Lynne Featherstone's suggestion that The Sun's page 3 can help fuel domestic violence has been backed up by women's groups, which warn pictures of topless women in national newspapers only serve to undermine female equality.
Women's Aid's deputy chief executive Nicki Norman told The Huffington Post UK that page 3 "sends out a strong [negative] message" to women.
"While domestic violence isn't caused directly by page 3, violence against women is a cause and consequence of women's inequality, and the page 3 phenomenon is one example of how women are objectified in the media and sends out a strong message that they should not be valued or respected," she said.
Her comments come after Lynne Featherstone, commenting on the petition to ban page 3, told The Independent on Sunday it had a "deleterious effect."
"If you are on the Tube you may find page 3 is facing you and your young daughter and you may not want that to be a role model for her," she said.
"It's about the constant drip, drip of women being sexualised in the public space [which] has a great bearing on attitudes and domestic violence."
Her comments were welcomed by the founder of the petition, Lucy Holmes, who told The Huffington Post UK: "It's exciting that MPs are coming on board to agree that boobs are not news. Lynne's view is one of scores of reasons why men and women are saying it's time for the Sun to drop page 3."

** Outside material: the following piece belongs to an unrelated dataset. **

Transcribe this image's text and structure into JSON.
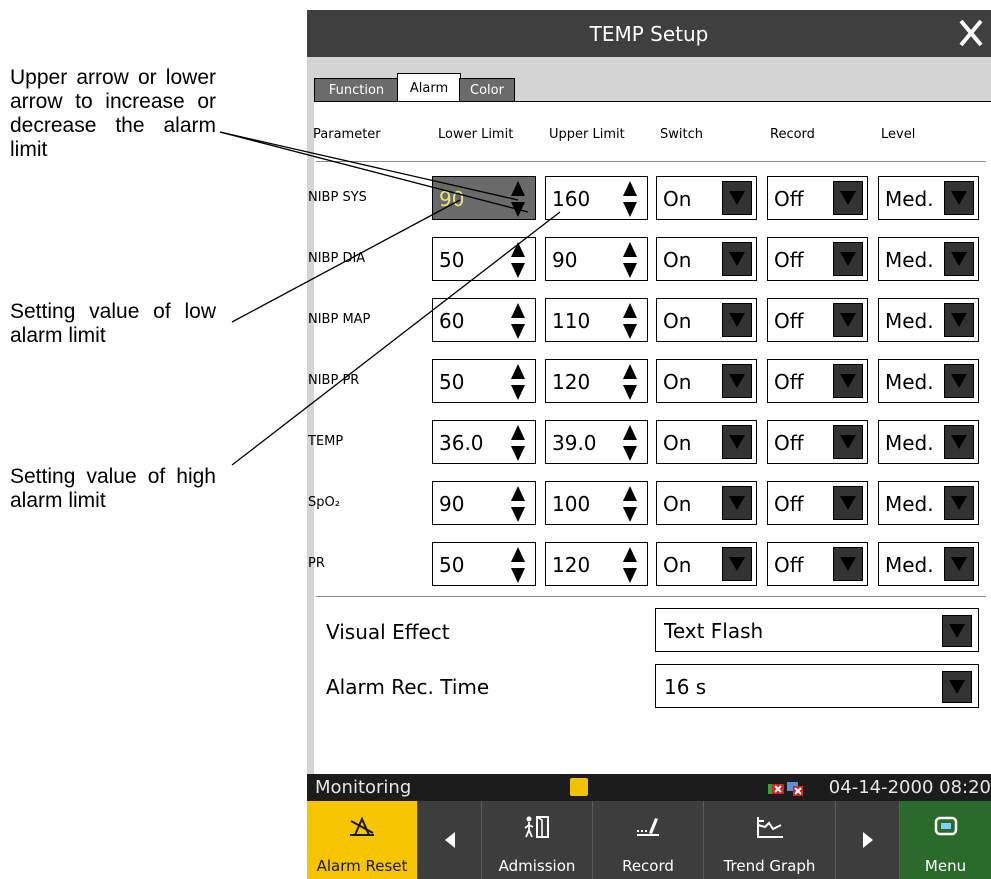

But Neil Wallis, former deputy editor of The Sun, defended page 3, writing in a blog for The Huffington Post UK those objecting to it were "overwhelmingly white, middle-class, aged late 20s-late 30s, university educated, work in academia, meejah, public services, know what macrobiotic means and how to use a fondue set, don't watch X Factor, go to Greece on their holidays, read the Guardian and watch Channel 4 News, [and] suffer serious sense of humour loss at certain times."